Samurai Champloo Retold A Classic Cowboy Bebop Episode

As a certain creative aphorism goes, "good artists borrow, great artists steal." Who's the easiest person to steal from? Yourself. When anime director Shinichirō Watanabe was making "Samurai Champloo," his follow-up to "Cowboy Bebop," he re-used many of his previous' series traits. 

"Cowboy Bebop" and "Samurai Champloo" share a loose story structure of episodic adventures, similar characters (Mugen is a scruffier Spike Spiegel), and overlapping themes about the inevitability of death. Both shows even have the same title structure; the character archetype the show focuses on followed by an important cultural influence ("Champloo" derives from Japanese word "chanpurū," a stir-fry dish or "remix").

What makes "Samurai Champloo" stand on its own feet is that Watanabe stuck these ideas in a totally different setting: Edo-era Japan instead of a colonized solar system circa 2071. Despite these different contexts, the two shows did tell similar stories. One "Samurai Champloo" episode in particular stands out as a quasi remake of a "Cowboy Bebop" one.

Waltz For Venus vs. A Risky Racket

"Cowboy Bebop" session #8, "Waltz For Venus," opens with Spike and Faye Valentine foiling a shuttle hijacking. After the two collect the fee from their rare successful bounty hunt, a starstruck passenger, Roco Bonnaro, asks Spike to take him on as a martial arts student. Spike reluctantly agrees and warms to Roco in spite of himself — until he learns his new pupil has a bounty on his head.

It turns out Roco is involved with petty crime to support his blind sister Stella; he even stole a "Grey Ash" plant from his associates because its seeds can treat Stella's condition and restore her sight. Roco is gunned down in the episode's climax, but it turns out he left some Grey Ash seeds behind for Stella, adding some sweetness to the bitter ending.

"Samurai Champloo" episode 7, "A Risky Racket," features a one-shot character similar to Roco: Shinsuke, a young pickpocket who steals money that Mugen, Jin, and Fuu won in a gambling match. When Fuu investigates, she discovers Shinsuke is only stealing to help his sick mother.

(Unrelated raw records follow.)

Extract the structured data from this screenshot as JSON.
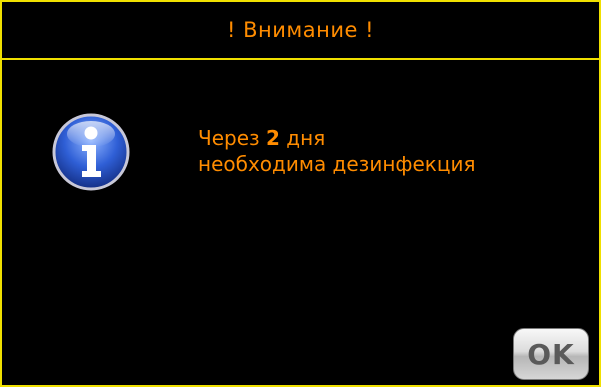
{
  "dialog": {
    "title": "! Внимание !",
    "icon": "info-icon",
    "message": {
      "prefix": "Через ",
      "days": "2",
      "suffix": " дня",
      "line2": "необходима дезинфекция"
    },
    "ok_label": "OK"
  },
  "colors": {
    "background": "#000000",
    "border": "#f0e000",
    "text": "#ff8c00"
  }
}
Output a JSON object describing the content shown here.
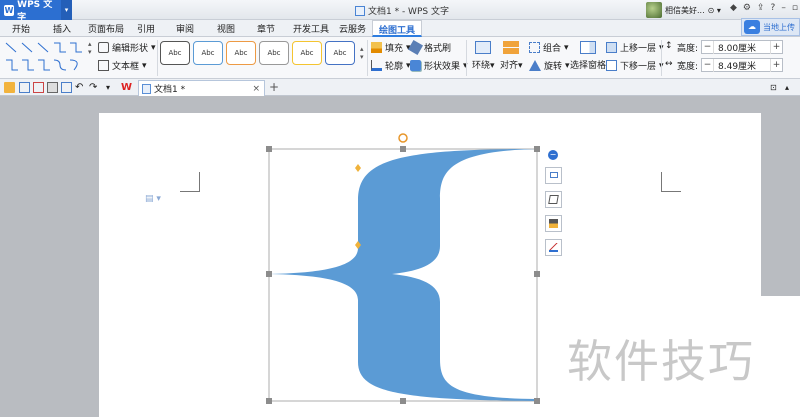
{
  "app": {
    "name": "WPS 文字",
    "window_title": "文档1 * - WPS 文字",
    "user": "相信美好..."
  },
  "menu_tabs": [
    "开始",
    "插入",
    "页面布局",
    "引用",
    "审阅",
    "视图",
    "章节",
    "开发工具",
    "云服务",
    "绘图工具"
  ],
  "active_tab": "绘图工具",
  "login_button": "当地上传",
  "ribbon": {
    "edit_shape": "编辑形状",
    "text_box": "文本框",
    "style_samples": [
      "Abc",
      "Abc",
      "Abc",
      "Abc",
      "Abc",
      "Abc"
    ],
    "style_colors": [
      "#555555",
      "#5b9bd5",
      "#ed9a44",
      "#999999",
      "#f4c430",
      "#4472c4"
    ],
    "fill": "填充",
    "format_painter": "格式刷",
    "outline": "轮廓",
    "shape_effects": "形状效果",
    "wrap": "环绕",
    "align": "对齐",
    "group": "组合",
    "rotate": "旋转",
    "selection_pane": "选择窗格",
    "bring_forward": "上移一层",
    "send_backward": "下移一层",
    "height_label": "高度:",
    "height_value": "8.00厘米",
    "width_label": "宽度:",
    "width_value": "8.49厘米"
  },
  "document_tab": {
    "title": "文档1 *",
    "close": "×",
    "add": "+"
  },
  "shape": {
    "kind": "left-brace",
    "fill_color": "#5b9bd5"
  },
  "watermark": "软件技巧",
  "colors": {
    "accent": "#2c6fd1",
    "shape_fill": "#5b9bd5"
  }
}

When she confronts Shinsuke, the two get cornered by a gang he stole from. Shinsuke pretends to hold Fuu hostage so they can both escape, but they get stuck in a besieged building. When Shinsuke does make a break for it, he's cornered, then stabbed, by local police. Like Spike with Stella, it falls to Fuu to give Shinsuke's mother the bad news. Unlike in "Waltz for Venus," though, there's no silver lining to Shinsuke's efforts and his mother doesn't get her needed treatment.

Where similarities end

The darker outcome is surprising since "Samurai Champloo" is usually lighter than "Cowboy Bebop." While the tone of "Cowboy Bebop" varies from episode to episode, the series as a whole has lots of ennui. "Samurai Champloo" is a goofier series with more comedy; the action can border on slapstick. 

These differences come down to the show's musical inspirations. "Cowboy Bebop," naturally, has a jazz-inspired score written by Yoko Kanno. For all its variety, jazz lends itself well to melancholy. "Samurai Champloo," on the other hand, is all about hip-hop, a more upbeat and punk genre. Instead of a single composer, the score was crafted by a team of real-life hip-hop artists: Shinji "Tsutchie" Tsuchida of Shakkazombie, duo Force of Nature, Japanese record producer/DJ Nujabes, and American rapper Fat Jon.

In an interview with CBC, Watanabe revealed he had been a fan of hip-hop since his high school days, with Grandmaster Flash's "The Message" being an early favorite song. As for why he thought hip-hop was fitting music for a samurai show, he said:

"One of the things that make samurai and hip-hop very similar is that in the old days, samurai felt very strongly about representing themselves and they would represent who they were with their one sword, and rappers today are also ones who take one microphone and represent who they are..."

Watanabe added that the core theme of "Samurai Champloo" is sampling the old to make something new. Just like hip-hop does that with old music, he did so with images from old samurai movies. Watanabe may have sampled some ingredients he'd used before in "Cowboy Bebop," but like any great chef, musician, or director, he rearranged the familiar into something new with "Samurai Champloo."